Comparison of Two Assays for Molecular Determination of Rifampin Resistance in Clinical Samples from Patients with Buruli Ulcer Disease

Buruli ulcer disease (BUD), caused by Mycobacterium ulcerans, involves the skin, subcutaneous fatty tissue, and bones and predominantly affects children 15 years of age. If left untreated, contractures may cause severe functional limitation. Standardized antimycobacterial treatment consists of rifampin (RMP) and streptomycin administered for 8 weeks. An oral regimen combiningRMPand clarithromycin is currently under clinical evaluation (1–3). Notwithstanding the efficiency of chemotherapy, treatment failures and various types of secondary lesions have been reported, suggesting the need for customized clinical management strategies (4–6).
An article published by Journal of Clinical Microbiology and available /JCM.03119-13.

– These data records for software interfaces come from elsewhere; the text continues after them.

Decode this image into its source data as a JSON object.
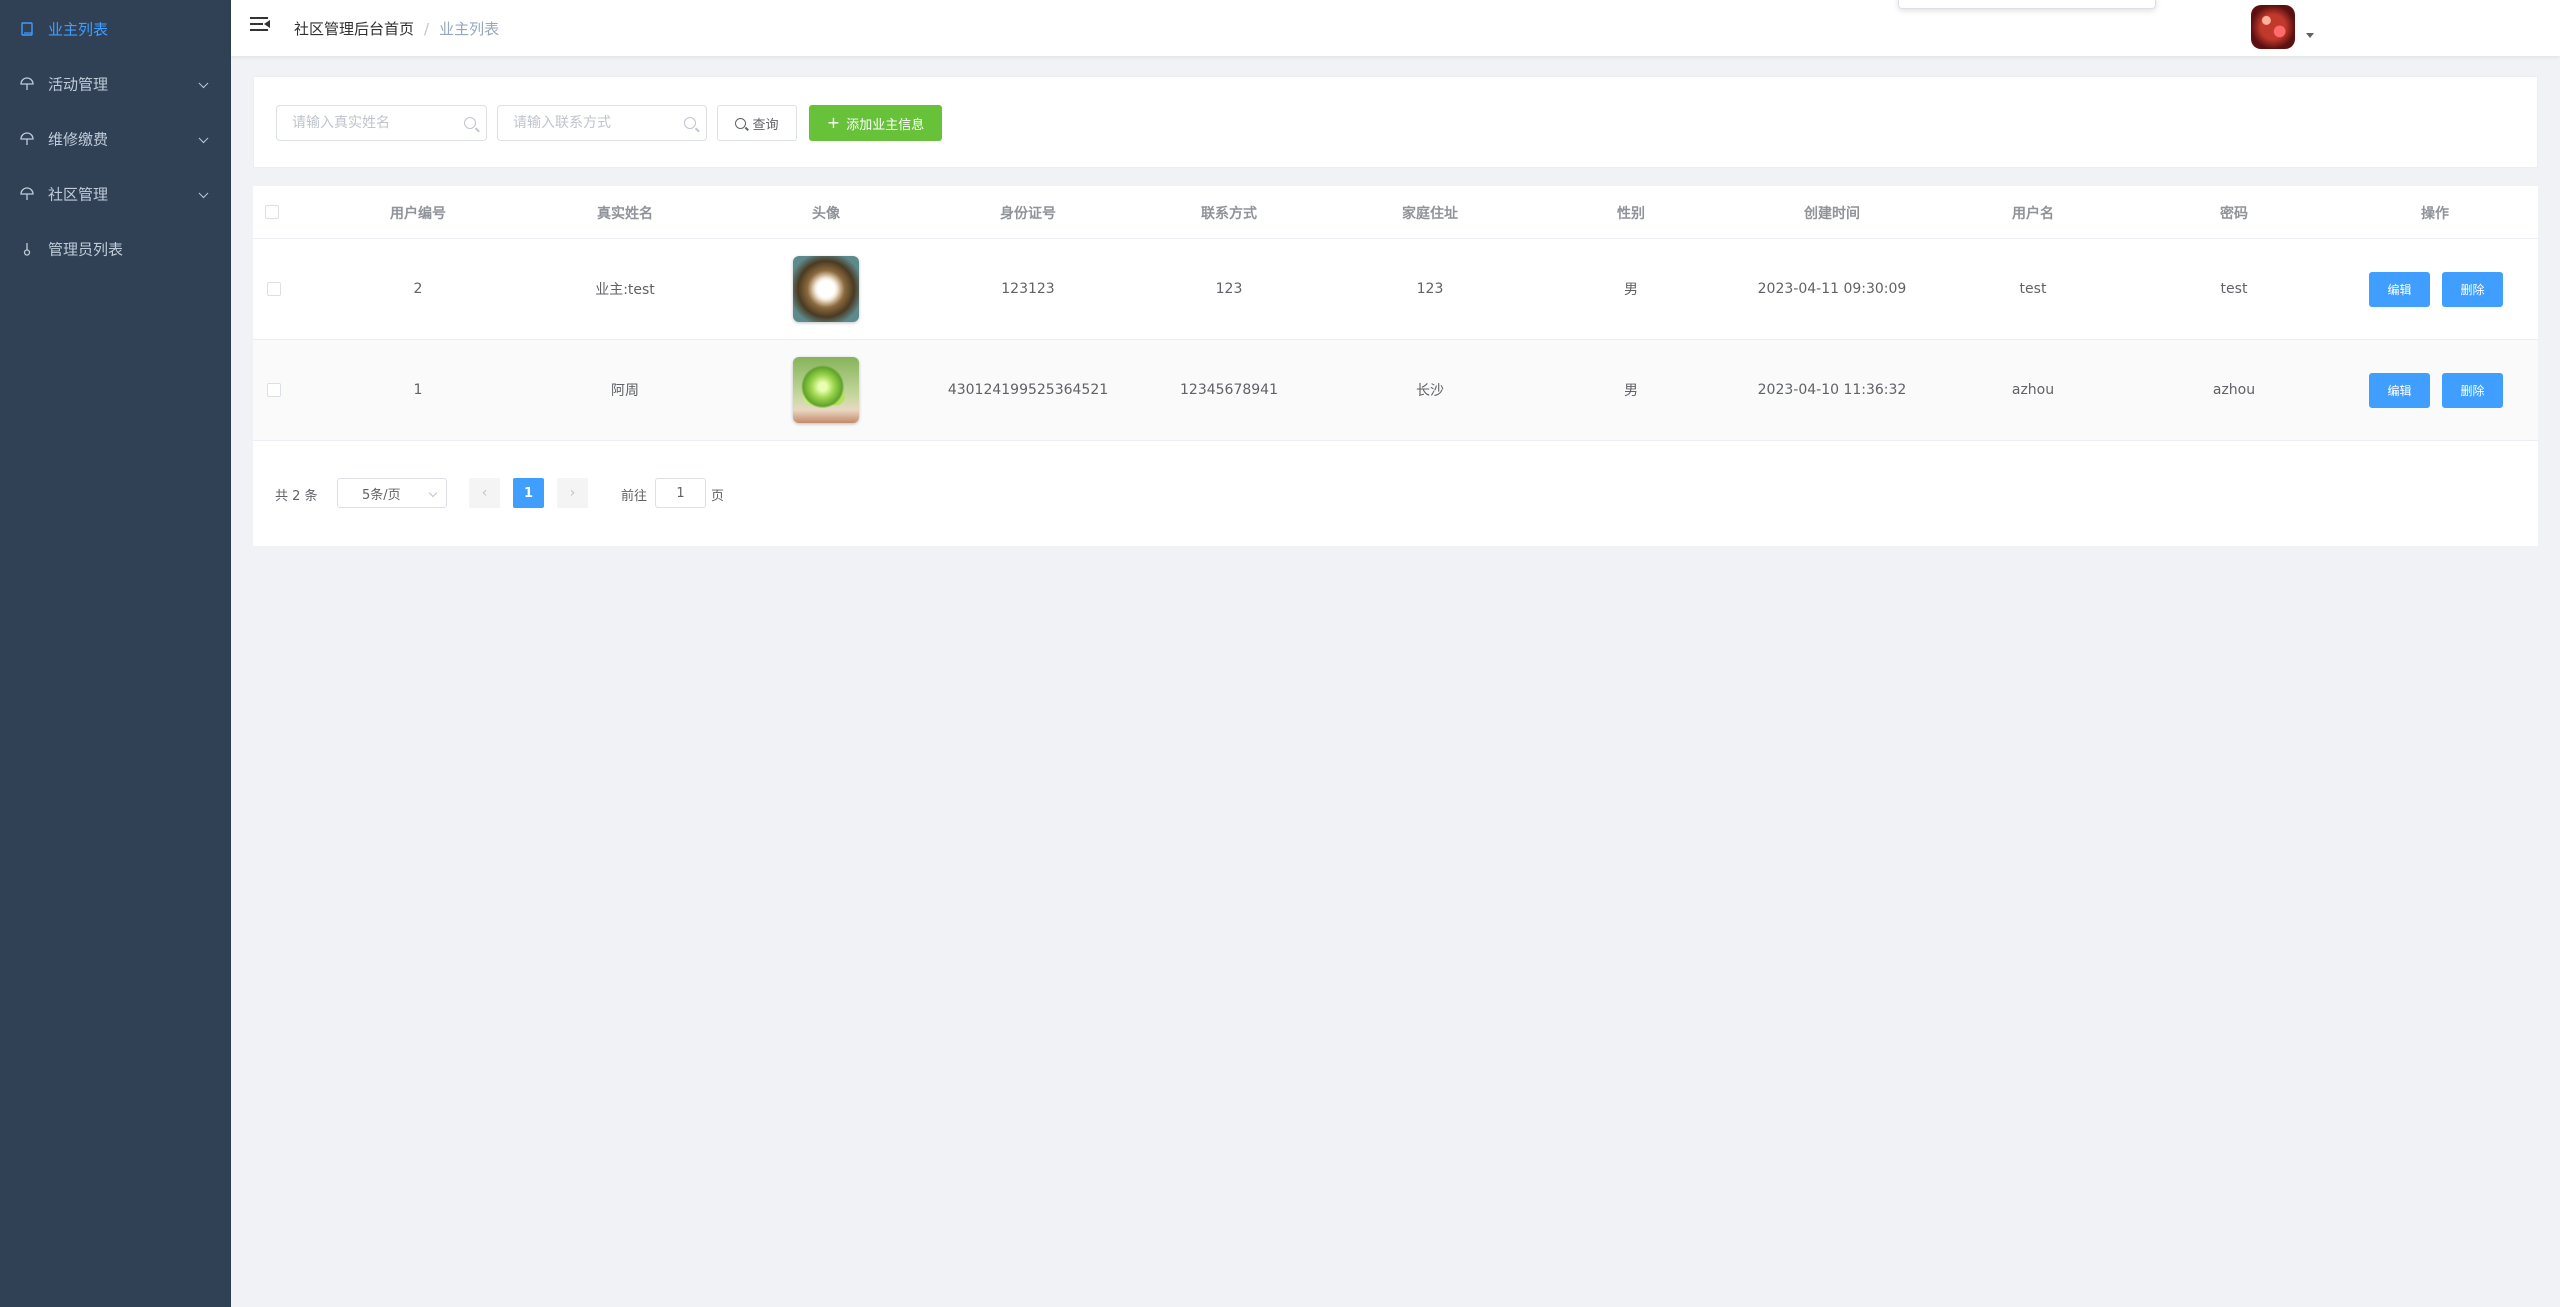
{
  "sidebar": {
    "items": [
      {
        "label": "业主列表",
        "icon": "book-icon",
        "active": true
      },
      {
        "label": "活动管理",
        "icon": "umbrella-icon",
        "has_submenu": true
      },
      {
        "label": "维修缴费",
        "icon": "umbrella-icon",
        "has_submenu": true
      },
      {
        "label": "社区管理",
        "icon": "umbrella-icon",
        "has_submenu": true
      },
      {
        "label": "管理员列表",
        "icon": "thermometer-icon"
      }
    ]
  },
  "header": {
    "breadcrumb_home": "社区管理后台首页",
    "breadcrumb_separator": "/",
    "breadcrumb_current": "业主列表"
  },
  "filters": {
    "name_placeholder": "请输入真实姓名",
    "phone_placeholder": "请输入联系方式",
    "query_label": "查询",
    "add_label": "添加业主信息"
  },
  "table": {
    "columns": [
      "用户编号",
      "真实姓名",
      "头像",
      "身份证号",
      "联系方式",
      "家庭住址",
      "性别",
      "创建时间",
      "用户名",
      "密码",
      "操作"
    ],
    "rows": [
      {
        "id": "2",
        "real_name": "业主:test",
        "id_card": "123123",
        "phone": "123",
        "address": "123",
        "gender": "男",
        "created": "2023-04-11 09:30:09",
        "username": "test",
        "password": "test"
      },
      {
        "id": "1",
        "real_name": "阿周",
        "id_card": "430124199525364521",
        "phone": "12345678941",
        "address": "长沙",
        "gender": "男",
        "created": "2023-04-10 11:36:32",
        "username": "azhou",
        "password": "azhou"
      }
    ],
    "edit_label": "编辑",
    "delete_label": "删除"
  },
  "pagination": {
    "total_text": "共 2 条",
    "page_size": "5条/页",
    "prev": "‹",
    "next": "›",
    "current_page": "1",
    "goto_label": "前往",
    "goto_value": "1",
    "page_suffix": "页"
  },
  "colors": {
    "sidebar_bg": "#304156",
    "primary": "#409eff",
    "success": "#67c23a"
  }
}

Journal of Clinical Microbiology Volume 52 p. 1246–1249